A good place to begin this process is by plucking up any newcomers that have cropped up since you last weeded. Pull weeds when the ground is wet and keep a pointed sharp object close by to loosen the soil at the root. Grab the main stem as low to the ground as possible and pull it upward sharply. Then dispose of plucked weeds carefully. Take special care with weeds that have flowers or seeds on them. Don’t lay them directly on the ground, shake them or carry them around or you might inadvertently re-seed your flower beds. Also avoid the tendency to toss them in the compost pile; normal composting will not kill seeds. Beware of toxic plants and protect yourself with long sleeves and pants as well as gardening gloves. Poison Ivy, Oak and Sumac all have small white, tan, cream or yellow berries in the fall which can help distinguish them from harmless but similar plants (see photos).
Martha Dudley (Rainfrost Nursery, Lynchburg) says that it doesn’t make sense to prune perennials at this time of year, right before plants go dormant, since pruning encourages further growth.
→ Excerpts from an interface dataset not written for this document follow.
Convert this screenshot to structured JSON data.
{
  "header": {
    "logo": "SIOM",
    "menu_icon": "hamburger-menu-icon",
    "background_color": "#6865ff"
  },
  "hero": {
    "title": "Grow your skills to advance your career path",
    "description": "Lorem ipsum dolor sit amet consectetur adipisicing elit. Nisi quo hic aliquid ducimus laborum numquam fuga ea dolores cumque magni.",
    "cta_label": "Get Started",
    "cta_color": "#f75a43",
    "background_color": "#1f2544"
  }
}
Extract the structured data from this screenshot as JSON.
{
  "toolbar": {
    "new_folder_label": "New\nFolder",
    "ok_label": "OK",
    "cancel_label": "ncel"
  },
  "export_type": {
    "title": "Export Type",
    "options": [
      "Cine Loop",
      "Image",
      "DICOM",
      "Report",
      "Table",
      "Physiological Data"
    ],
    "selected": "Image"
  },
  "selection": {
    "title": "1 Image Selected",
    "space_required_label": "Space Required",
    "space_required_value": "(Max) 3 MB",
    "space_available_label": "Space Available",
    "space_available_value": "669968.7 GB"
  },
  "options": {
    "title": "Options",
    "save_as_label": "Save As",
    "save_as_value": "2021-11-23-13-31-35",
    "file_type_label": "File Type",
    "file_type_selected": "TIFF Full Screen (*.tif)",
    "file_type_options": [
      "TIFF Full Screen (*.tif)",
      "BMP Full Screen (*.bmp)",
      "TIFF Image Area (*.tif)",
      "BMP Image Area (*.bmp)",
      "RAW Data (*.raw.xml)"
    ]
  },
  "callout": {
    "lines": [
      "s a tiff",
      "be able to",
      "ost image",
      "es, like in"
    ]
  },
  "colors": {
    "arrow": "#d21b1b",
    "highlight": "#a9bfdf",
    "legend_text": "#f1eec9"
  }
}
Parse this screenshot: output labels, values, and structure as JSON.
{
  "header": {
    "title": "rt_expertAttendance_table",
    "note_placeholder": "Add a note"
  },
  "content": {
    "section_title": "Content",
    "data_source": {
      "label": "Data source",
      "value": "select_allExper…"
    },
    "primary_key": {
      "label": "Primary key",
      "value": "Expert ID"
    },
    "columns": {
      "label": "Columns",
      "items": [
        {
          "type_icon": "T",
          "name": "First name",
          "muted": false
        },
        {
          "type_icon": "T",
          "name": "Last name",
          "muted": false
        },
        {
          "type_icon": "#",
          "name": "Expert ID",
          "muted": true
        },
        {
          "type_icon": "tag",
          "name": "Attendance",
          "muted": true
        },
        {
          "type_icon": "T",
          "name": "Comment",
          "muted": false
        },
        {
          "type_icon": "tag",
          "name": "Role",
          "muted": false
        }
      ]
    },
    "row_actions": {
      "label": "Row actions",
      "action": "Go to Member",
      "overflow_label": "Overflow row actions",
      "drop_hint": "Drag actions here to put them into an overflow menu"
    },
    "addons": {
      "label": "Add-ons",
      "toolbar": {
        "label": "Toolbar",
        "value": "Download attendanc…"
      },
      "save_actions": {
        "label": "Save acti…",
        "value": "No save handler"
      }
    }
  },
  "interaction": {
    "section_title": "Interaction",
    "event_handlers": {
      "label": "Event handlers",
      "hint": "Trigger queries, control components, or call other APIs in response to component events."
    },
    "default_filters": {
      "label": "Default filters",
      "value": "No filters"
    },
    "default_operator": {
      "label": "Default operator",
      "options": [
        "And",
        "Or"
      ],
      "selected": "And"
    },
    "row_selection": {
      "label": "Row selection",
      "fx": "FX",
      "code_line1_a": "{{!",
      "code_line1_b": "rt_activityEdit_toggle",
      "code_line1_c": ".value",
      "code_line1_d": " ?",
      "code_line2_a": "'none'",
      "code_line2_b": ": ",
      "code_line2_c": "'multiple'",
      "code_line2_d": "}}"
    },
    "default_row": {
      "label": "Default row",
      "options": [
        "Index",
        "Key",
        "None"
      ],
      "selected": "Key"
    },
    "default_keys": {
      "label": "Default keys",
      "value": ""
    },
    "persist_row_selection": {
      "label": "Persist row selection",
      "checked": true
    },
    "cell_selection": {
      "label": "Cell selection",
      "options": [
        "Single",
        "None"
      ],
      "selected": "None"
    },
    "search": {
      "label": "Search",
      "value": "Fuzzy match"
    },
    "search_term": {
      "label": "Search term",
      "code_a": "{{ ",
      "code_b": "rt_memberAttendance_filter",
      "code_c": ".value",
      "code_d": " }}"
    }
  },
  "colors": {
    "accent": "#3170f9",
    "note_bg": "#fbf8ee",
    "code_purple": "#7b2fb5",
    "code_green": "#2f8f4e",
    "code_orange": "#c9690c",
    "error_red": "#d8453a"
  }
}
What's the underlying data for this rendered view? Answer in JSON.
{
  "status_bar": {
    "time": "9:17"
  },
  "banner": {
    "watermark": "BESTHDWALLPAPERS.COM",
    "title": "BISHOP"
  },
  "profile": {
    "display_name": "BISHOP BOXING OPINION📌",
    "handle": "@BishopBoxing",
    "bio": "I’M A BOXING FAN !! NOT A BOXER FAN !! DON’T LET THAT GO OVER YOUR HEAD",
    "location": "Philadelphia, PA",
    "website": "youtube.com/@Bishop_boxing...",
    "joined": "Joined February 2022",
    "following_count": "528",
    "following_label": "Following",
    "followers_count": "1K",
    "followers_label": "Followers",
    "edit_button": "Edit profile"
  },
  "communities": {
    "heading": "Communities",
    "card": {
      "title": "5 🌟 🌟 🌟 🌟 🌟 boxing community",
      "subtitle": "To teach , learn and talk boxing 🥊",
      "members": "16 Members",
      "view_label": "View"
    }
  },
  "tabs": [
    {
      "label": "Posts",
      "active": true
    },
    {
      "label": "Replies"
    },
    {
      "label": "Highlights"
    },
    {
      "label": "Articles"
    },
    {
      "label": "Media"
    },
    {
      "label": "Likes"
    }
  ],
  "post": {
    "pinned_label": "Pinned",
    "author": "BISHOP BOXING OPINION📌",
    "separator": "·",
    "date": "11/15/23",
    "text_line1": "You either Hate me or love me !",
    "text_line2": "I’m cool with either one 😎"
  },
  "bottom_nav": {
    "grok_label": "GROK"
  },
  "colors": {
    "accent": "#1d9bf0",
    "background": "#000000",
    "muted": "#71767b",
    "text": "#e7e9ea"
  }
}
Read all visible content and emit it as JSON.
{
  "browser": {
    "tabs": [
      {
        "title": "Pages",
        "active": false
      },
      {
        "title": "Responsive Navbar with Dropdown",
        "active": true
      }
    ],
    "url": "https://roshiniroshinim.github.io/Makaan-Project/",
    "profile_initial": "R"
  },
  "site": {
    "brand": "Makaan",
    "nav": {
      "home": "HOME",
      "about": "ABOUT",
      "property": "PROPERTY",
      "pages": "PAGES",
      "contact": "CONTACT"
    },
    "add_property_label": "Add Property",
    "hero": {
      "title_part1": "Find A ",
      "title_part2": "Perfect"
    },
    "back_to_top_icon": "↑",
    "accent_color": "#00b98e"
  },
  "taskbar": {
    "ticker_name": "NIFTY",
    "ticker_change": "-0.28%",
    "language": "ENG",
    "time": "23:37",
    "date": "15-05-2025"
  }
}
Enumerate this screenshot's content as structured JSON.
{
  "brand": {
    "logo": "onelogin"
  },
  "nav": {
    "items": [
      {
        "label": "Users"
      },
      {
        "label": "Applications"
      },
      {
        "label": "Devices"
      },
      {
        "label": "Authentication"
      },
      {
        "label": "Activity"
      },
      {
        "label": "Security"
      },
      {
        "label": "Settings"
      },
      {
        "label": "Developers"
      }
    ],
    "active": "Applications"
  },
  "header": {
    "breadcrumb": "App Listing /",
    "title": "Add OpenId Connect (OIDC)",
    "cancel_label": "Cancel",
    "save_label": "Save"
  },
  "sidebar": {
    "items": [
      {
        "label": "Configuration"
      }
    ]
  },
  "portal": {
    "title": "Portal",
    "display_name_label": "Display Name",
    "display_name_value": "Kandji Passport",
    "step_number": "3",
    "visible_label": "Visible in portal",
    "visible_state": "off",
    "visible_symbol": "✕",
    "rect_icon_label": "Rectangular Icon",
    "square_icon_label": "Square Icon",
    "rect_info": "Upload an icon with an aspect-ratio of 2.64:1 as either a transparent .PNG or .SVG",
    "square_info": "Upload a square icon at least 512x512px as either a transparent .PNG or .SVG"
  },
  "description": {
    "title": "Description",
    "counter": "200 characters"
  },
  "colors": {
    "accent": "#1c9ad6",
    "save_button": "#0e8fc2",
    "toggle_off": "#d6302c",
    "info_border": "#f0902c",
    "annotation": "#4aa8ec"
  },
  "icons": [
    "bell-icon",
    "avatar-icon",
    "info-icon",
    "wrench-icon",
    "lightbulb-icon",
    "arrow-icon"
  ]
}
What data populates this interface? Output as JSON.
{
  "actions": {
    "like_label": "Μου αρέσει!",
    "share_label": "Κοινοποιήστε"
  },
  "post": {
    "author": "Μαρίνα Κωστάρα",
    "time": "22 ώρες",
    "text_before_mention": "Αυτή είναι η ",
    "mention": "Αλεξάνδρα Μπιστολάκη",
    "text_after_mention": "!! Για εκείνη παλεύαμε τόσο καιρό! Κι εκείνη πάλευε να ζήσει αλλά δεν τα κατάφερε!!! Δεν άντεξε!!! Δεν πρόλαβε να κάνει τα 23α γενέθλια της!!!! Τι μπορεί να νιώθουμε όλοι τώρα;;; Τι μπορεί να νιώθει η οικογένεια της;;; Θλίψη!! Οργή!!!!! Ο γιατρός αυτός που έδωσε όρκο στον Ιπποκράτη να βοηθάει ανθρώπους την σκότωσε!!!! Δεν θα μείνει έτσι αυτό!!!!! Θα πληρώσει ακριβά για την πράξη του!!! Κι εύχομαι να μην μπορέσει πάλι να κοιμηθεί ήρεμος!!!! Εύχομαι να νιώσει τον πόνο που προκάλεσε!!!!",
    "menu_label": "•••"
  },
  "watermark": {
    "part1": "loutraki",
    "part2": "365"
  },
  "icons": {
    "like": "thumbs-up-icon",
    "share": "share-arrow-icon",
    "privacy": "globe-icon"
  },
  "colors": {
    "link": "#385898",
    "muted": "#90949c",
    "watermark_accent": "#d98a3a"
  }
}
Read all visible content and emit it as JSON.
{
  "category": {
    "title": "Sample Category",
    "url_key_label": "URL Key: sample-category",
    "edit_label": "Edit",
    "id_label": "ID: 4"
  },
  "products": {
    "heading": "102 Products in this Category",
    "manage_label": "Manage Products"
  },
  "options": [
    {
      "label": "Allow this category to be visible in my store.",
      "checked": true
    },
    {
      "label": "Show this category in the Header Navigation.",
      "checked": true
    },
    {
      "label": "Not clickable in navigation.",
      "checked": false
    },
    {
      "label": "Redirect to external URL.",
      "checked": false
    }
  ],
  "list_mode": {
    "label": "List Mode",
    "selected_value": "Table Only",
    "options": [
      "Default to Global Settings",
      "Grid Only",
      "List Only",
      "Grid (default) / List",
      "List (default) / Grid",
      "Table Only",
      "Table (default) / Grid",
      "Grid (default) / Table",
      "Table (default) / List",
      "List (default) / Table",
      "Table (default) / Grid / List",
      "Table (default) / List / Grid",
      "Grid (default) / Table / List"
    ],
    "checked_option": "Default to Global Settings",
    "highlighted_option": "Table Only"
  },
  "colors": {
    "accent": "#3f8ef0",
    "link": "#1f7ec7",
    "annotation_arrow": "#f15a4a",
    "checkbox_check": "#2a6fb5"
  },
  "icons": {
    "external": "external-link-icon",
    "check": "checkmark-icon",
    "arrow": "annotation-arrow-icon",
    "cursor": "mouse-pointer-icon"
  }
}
Early spring blooming perennials like azaleas, spirea, forsythia, and some hydrangeas are setting their buds
for the next flowering season; pruning now will interfere with this process. Consider too that perennials with prominent seed heads such as Echinacea and Black-Eyed Susans, will provide food for finches and similar birds through the winter if they are not cut back.
Think of pruning at this time of the year as a cosmetic treatment. Clean things up by removing spent annuals and any dead or decaying areas of your shrubs, ornamental grasses and trees so harmful insects can’t spend the winter hiding out there.
The nutritional needs of grass, flowers, shrubs and trees are type-specific and vary depending on many factors. The appropriate fertilizers should be chosen accordingly and applied as directed. Fertilizing (like pruning) promotes growth and should therefore be done only at certain times of the year. Martha at Rainfrost says to stop fertilizing the plants in the flowerbeds in early September, when plants are preparing to go dormant.
This is an ideal time to amend and enrich the soil in the flowerbeds. Compost is a mixture of various decaying organic substances that is used to fertilize soil. Dead leaves are abundant this time of year and are one of nature’s best soil conditioners. Large plastic “hand extenders” called leaf scoops make light work of picking up leaves and other debris. Electric shredders are great for mulching up huge piles of dead leaves but the job can also be done with simply a weed eater and a metal garbage can.
The dead leaves can then be used in place of mulch when spread around the flowerbeds 2-3 inches deep. They can also be incorporated into a compost mix to enrich the soil in your flowerbeds using the following simple three-step plan:
- Spread a light layer of leaf mulch in your flowerbeds, taking care not to create mounds at the base of trees, shrubs or plants (doing so might restrict airflow and trap water than can cause decay).
- Add a light layer of old, crumbly horse manure.
- Top this mixture with a final layer of grass clippings to hold the other layers in place so the microbes can do their composting undisturbed.
NOTE: If you add compost only to specific areas of the flowerbeds, work it into the soil before mulching. If you apply compost across the ground in your flowerbeds, you can forgo mulching until Spring.
Finally, continue to water your flower beds until the ground freezes to prepare flowerbeds for the winter. Adding approximately one inch of water every week in the form of one deep watering will provide the plants with the water they need to survive through winter.
After following these relatively simple preparations, your flowerbeds can rest easy this winter as they dream about emerging next spring.